I think it’s important to understand him, the choices he had and the choices he made.

What were his crimes? He was reported to be in possession of firearms. The police claimed he held women against their will.

Later, one of the hostages told Today Tonight Adelaide that “he did not keep us hostage, he did not threaten us, he did not hurt us.”

And there’s something I’d like more people to understand: Clavell was a former prison guard. That’s got to be problematic in relation to his incarceration.

I can’t imagine the dangers that would have presented within the prison system for Clavell, but I can imagine that there weren’t many people who cared.

The circumstances of the ‘siege’ were the perfect set up for a depiction of an estranged man: set in a brothel, we have a fugitive in possession of a gun, an outlaw heavily tattooed and with a shaven head, a man keeping women as hostages.

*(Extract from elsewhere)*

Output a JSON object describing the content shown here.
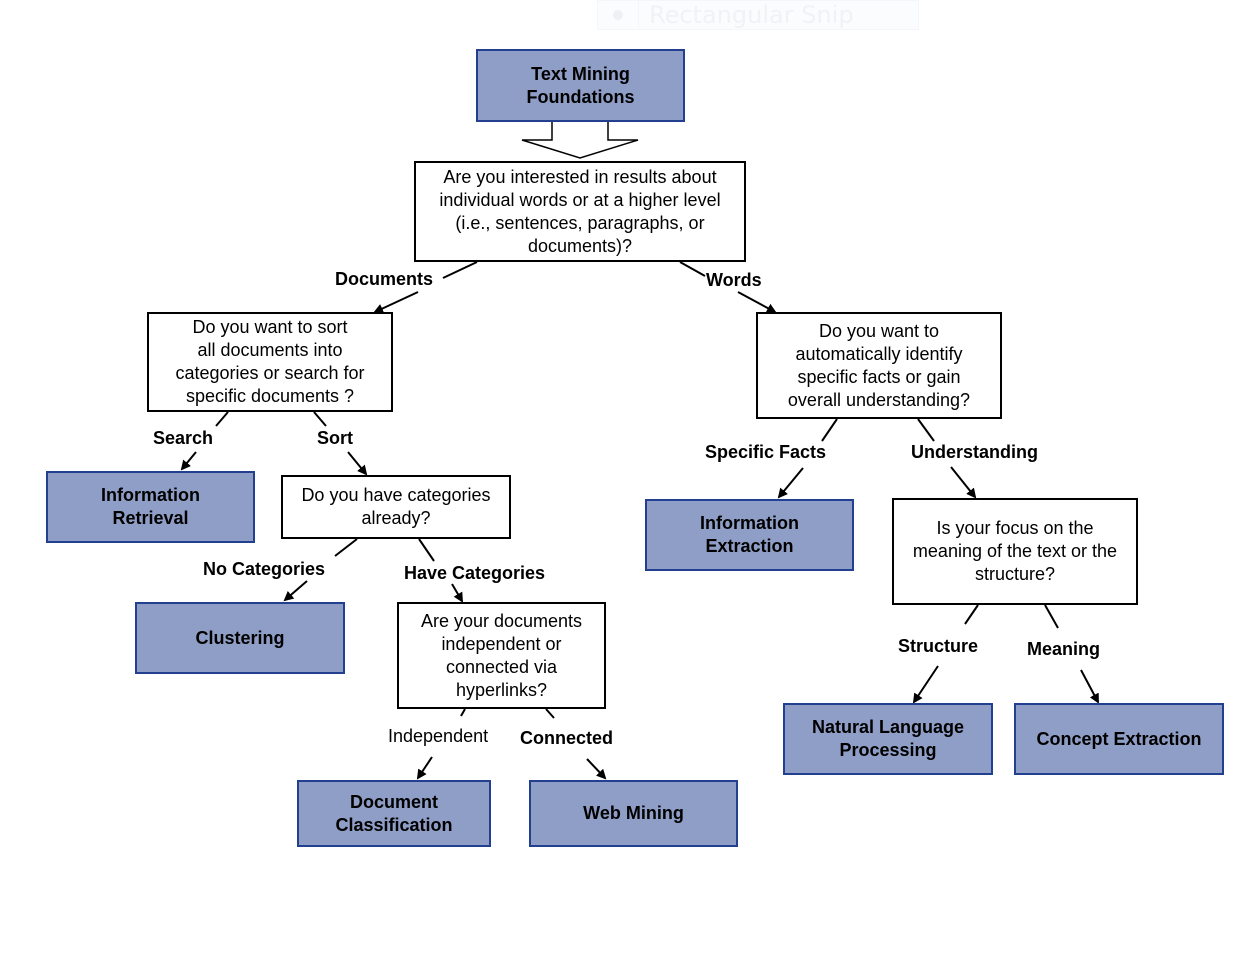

Clavell’s brother reported to The Australian than Clavell distrusted the law: “It was more corrupt in there than it was on the outside.”

It’s the perfect construct for a detestable man requiring punishment.

Although held for 13 hours, the women were physically unharmed. One woman who had been with Clavell claimed she collapsed because she heard the gunshot that killed him: “I knew what he was going to do, that’s why I walked out and that’s why I was crying,” she told Today Tonight.

This suggests Clavell’s intent wasn’t to hurt anyone. I understand it is likely these women could suffer psychological damage; I’m not saying that’s ok. But Clavell’s crimes were minimal, so why was he South Australia’s most wanted?

What was the seriousness of his offense? Legally, I don’t know, but the consequences for Clavell were deadly.

With the city centre in lock down, Clavell shot himself.

Police emphasised negotiation processes to the media. I don’t understand how Clavell could be expected to reconcile negotiation with the reality of police teams – firearms ready – surrounding the building.

Clavell was labelled violent, most wanted… how could there have been a way out for him, a reason to live on?

I don’t know this man and I don’t think he should have been in possession of a firearm, but there’s something wrong with how we ostracise, prejudge and therefore ‘sentence’ criminals.

We ostracised and sentenced Clavell through a media hunt led by police. I think it’s time to recognise that everyone is entitled to a fair hearing in the courts and in the media.

* Lily Mei is a Sydney-based writer. You can follow her on Twitter here.


Launched in 2004, New Matilda is one of Australia's oldest online independent publications. It's focus is on investigative journalism and analysis, with occasional smart arsery thrown in for reasons of sanity. New Matilda is owned and edited by Walkley Award and Human Rights Award winning journalist Chris Graham.